0

I'm using an Arduino Mega and four of its interrupts. Each interrupt is only used to start/stop a timer, depending if it's rising or falling, so effectively runs the same function. Does anyone know if theres a way to differentiate between which interrupt has been triggered? This way I can attach them all to the same ISR and just start/stop different timers.

Thanks, Shaun

0

The only sure-fire way of knowing which interrupt triggered your ISR is to examine the GPIO pin that the interrupt is associated with.

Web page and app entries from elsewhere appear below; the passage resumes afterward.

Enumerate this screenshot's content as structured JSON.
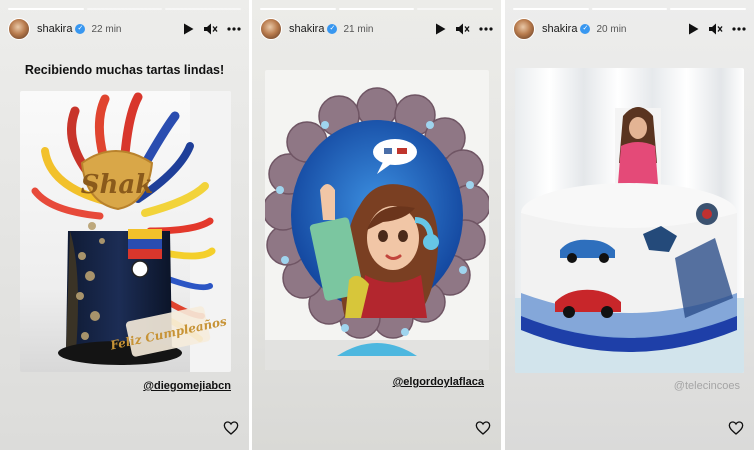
{
  "stories": [
    {
      "username": "shakira",
      "verified": "✓",
      "time": "22 min",
      "caption": "Recibiendo muchas tartas lindas!",
      "cake_text": "Shak",
      "cake_text2": "Feliz Cumpleaños",
      "tag": "@diegomejiabcn",
      "progress_segments": 3,
      "progress_done": 1
    },
    {
      "username": "shakira",
      "verified": "✓",
      "time": "21 min",
      "tag": "@elgordoylaflaca",
      "progress_segments": 3,
      "progress_done": 2
    },
    {
      "username": "shakira",
      "verified": "✓",
      "time": "20 min",
      "watermark": "@telecincoes",
      "progress_segments": 3,
      "progress_done": 3
    }
  ],
  "icons": {
    "play": "play-icon",
    "mute": "mute-icon",
    "more": "more-icon",
    "like": "heart-icon"
  },
  "colors": {
    "verified": "#3897f0",
    "text": "#111111",
    "watermark": "#a5a5a5"
  }
}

You need to use CHANGE interrupts so that you can keep track of the state of the pins - both HIGH and LOW. When you get an interrupt and read all the GPIO pins you have tied to the ISR you can then compare their values to the previously stored values. Any pins that have changed since the last ISR (or a pre-defined initial state) can be processed and handled accordingly.

Yes, it adds a certain amount of overhead to your code, and using digitalRead() may not be the most efficient way of doing it. Instead you may want to use direct port access to read the pin's state directly.

  • Thanks, I will have to look into direct port access as I haven't done this before. – Shaun Barney May 23 '16 at 14:36
0

Assuming that by "Mega" you mean the Mega 2560, see sections 15.2.4 and 15.2.5 of the 2/2014 datasheet referring to the External Interrupt Flags and Pin Change Interrupt flags:

When an edge or logic change on the INT7:0 pin triggers an interrupt request, INTF7:0 becomes set (one). If the I-bit in SREG and the corresponding interrupt enable bit, INT7:0 in EIMSK, are set (one), the MCU will jump to the interrupt vector. The flag is cleared when the interrupt routine is executed. Alternatively, the flag can be cleared by writing a logical one to it. These flags are always cleared when INT7:0 are configured as level interrupt.

It is not clear from the above when specifically "The flag is cleared when the interrupt routine is executed" happens. It wouldn't be much use if it happened on ISR entry so I'll take a guess that it happens on return from interrupt, in which case the flags would be available to read in the ISR. An experiment would be in order, here. These flag registers are known to the compiler as EIFR and PCIFR, respectively.

  • My reading of the datasheet (see section 7.8) makes me think the flags are cleared at ISR entry. Only the GIE is enabled during RETI (it specifically mentions it) and it reads like it's at the start of the ISR that the flag is cleared: "The first type is triggered by an event that sets the Interrupt Flag. For these interrupts, the Program Counter is vectored to the actual Interrupt Vector in order to execute the interrupt handling routine, and hardware clears the corresponding Interrupt Flag.". – Majenko May 23 '16 at 13:15
  • For the RETI it says: "A return from an interrupt handling routine takes five clock cycles. During these five clock cycles, the Program Counter (three bytes) is popped back from the Stack, the Stack Pointer is incremented by three, and the I-bit in SREG is set." - So yes, it is very very woolly in its wording, but I would lean towards the interrupt flags not being available to read in the ISR, which is a bit poor really. Personally I prefer the Microchip method where it is up to the user to manually clear the interrupt flag when it is finished with. – Majenko May 23 '16 at 13:16
  • Thanks for the response, I'll test this method and post whether or not I can get it to work. – Shaun Barney May 23 '16 at 14:34
  • @Majenko: The only reason I hold out any hope at all that they'd be readable within the ISR is that someone designed those registers to be readable, which would be pointless if it is cleared during ISR vectoring (not to say it wasn't done that way!). The program would only ever be able to read zero. – JRobert May 23 '16 at 16:33
  • You can read them outside an ISR when the interrupt is disabled. You can use it like a flag that is set by hardware which you can then check as and when you want. You get the notification but you don't have to respond immediately. – Majenko May 23 '16 at 16:34

Your Answer

By clicking “Post Your Answer”, you agree to our terms of service, privacy policy and cookie policy

Not the answer you're looking for? Browse other questions tagged or ask your own question.